March 4, 2005
Today's mail brings a new horror novel by Dean Koontz and Kevin
J. Anderson, bearing the huge front-cover headline DEAN KOONTZ'S
FRANKENSTEIN. It is probably very wrong of my mind to supply the
subtitle: AND KEVIN J. ANDERSON'S IGOR.
Iain Banks achieved the ultimate accolade of having his
name dropped in a BBC Radio 4 Round Britain Quiz question.
Those participating were careful to indicate the gulf between Iain
Banks ('black comedy') and Iain M. Banks ('sci-fi'). Or, to put it
another way: 'Iain Banks [...] who writes novels and also sci-fi.'
A rather less plausible fragment of Banksiana from the Birmingham
Post's 'Birthdays' column on 16 February: '1954: Iain Banks,
51, author, winner of the Booker Prize in 1998.' But perhaps he
also writes as Ian M. McEwan.
R.I.P. Geoffrey Palmer (1912-2005), British
antiquarian book dealer, publisher, and author of children's ghost
stories in collaboration with his long-time partner Noel Lloyd,
died on 22 January aged 92. Their supernatural collections
appeared from 1963 (Ghosts Go Haunting) to 1982 (Haunting
Stories of Ghosts and Ghouls).
We Are Everywhere. Thierry Breton, the former chief
manager of France Telecom and Orange who in February was appointed
Finance and Economy Minister of France, is also an SF author whose
novels Softwar (1984), Vatican III (1985), and
Netwar (1987) have been translated into 25 languages.
Oscars 2005. The most significant and most expected
genre win was The Incredibles as Animated Feature Film.
Eternal Sunshine of the Spotless Mind won Original
Name Droppings. Farah Mendlesohn finds another sf author
taken in vain: 'In D.S. Halacy Jr's juvenile novel, Rocket
Rescue (1968), the hero's best friend is called Harry
Harrison, short and red headed. Sadly Harry dies on his first
rescue mission.' No Stainless Steel Rat he.

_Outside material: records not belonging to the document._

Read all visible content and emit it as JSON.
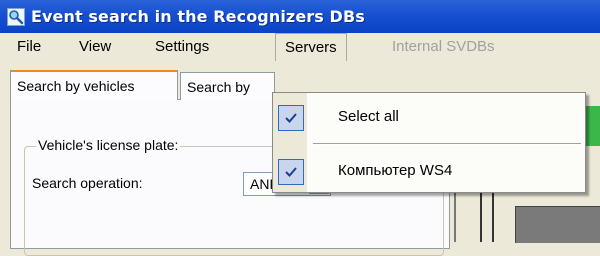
{
  "window": {
    "title": "Event search in the Recognizers DBs",
    "icon": "search-magnifier-icon"
  },
  "menubar": {
    "items": [
      {
        "label": "File"
      },
      {
        "label": "View"
      },
      {
        "label": "Settings"
      },
      {
        "label": "Servers"
      },
      {
        "label": "Internal SVDBs"
      }
    ]
  },
  "tabs": [
    {
      "label": "Search by vehicles"
    },
    {
      "label": "Search by"
    }
  ],
  "search_form": {
    "group_title": "Vehicle's license plate:",
    "operation_label": "Search operation:",
    "operation_value": "AND"
  },
  "servers_menu": {
    "items": [
      {
        "label": "Select all",
        "checked": true
      },
      {
        "label": "Компьютер WS4",
        "checked": true
      }
    ]
  },
  "colors": {
    "titlebar": "#0a44c6",
    "menu_background": "#ece9d8",
    "check_highlight": "#316ac5",
    "active_tab_accent": "#e68b2c"
  }
}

FAAn (Fanzine Achievement) Awards for 2004 activity:
FANZINE Chunga ed. Andy Hooper, Randy
Byers and Carl Juarez. FANWRITER Claire Brialey.
LETTERHACK Lloyd Penney. FAN ARTIST
Steve Stiles. BEST FANZINE DESIGN Chunga.
H.R. Giger was declared a Grandmaster in the latest
Spectrum sf/fantasy art awards. Full results
Miscellany. Joe Gordon, sacked from Waterstone's
Edinburgh bookshop for disrespectful weblog remarks about managers
(see Runcible 155 and
159), is relishing the supreme
irony of his new job at Forbidden Planet International, where ...
wait for it ... he now runs
Nominations: mere days remain before the 11 March
London First Thursday fan meetings are still in flux --
of Future Past is a website of nostalgia for the
Gernsbackian future as it used to be.
Thog's Masterclass. Dept of Mainstream Cephalopods
(or, Look At The Beak On That Bimbo!). '"Adams won't like
this," she said, and turned with a smile which was for him
alone to let him take her, and helped his heart find hers by
fastening her mouth on his as though she were an octopus that had
lost its arms to the propellers of a tug, and had only its mouth
now with which, in a world of the hunted, to hang on to wrecked
spars.' (Henry Green, Concluding, 1978)
Langford is an author and a gentleman. His newsletter, Ansible,
is the essential SF-insider sourcebook of wit and incongruity. His
most recent books are Different
Kinds of Darkness, a new short-story collection of
horror, SF, and fantasy, Up
Through an Empty House of Stars: Reviews and Essays 1980-2002,
100 pieces of Langfordian genre commentary, and He
Do the Time Police in Different Voices, a short-story
collection that brings together all of Dave's SF parodies and
pastiches. (This is a scary thought. Are you ready to laugh that
Dave lives in Reading, England with his wife Hazel, 25,000
books, and a couple of dozen Hugo awards. He continues to add
books and Hugos.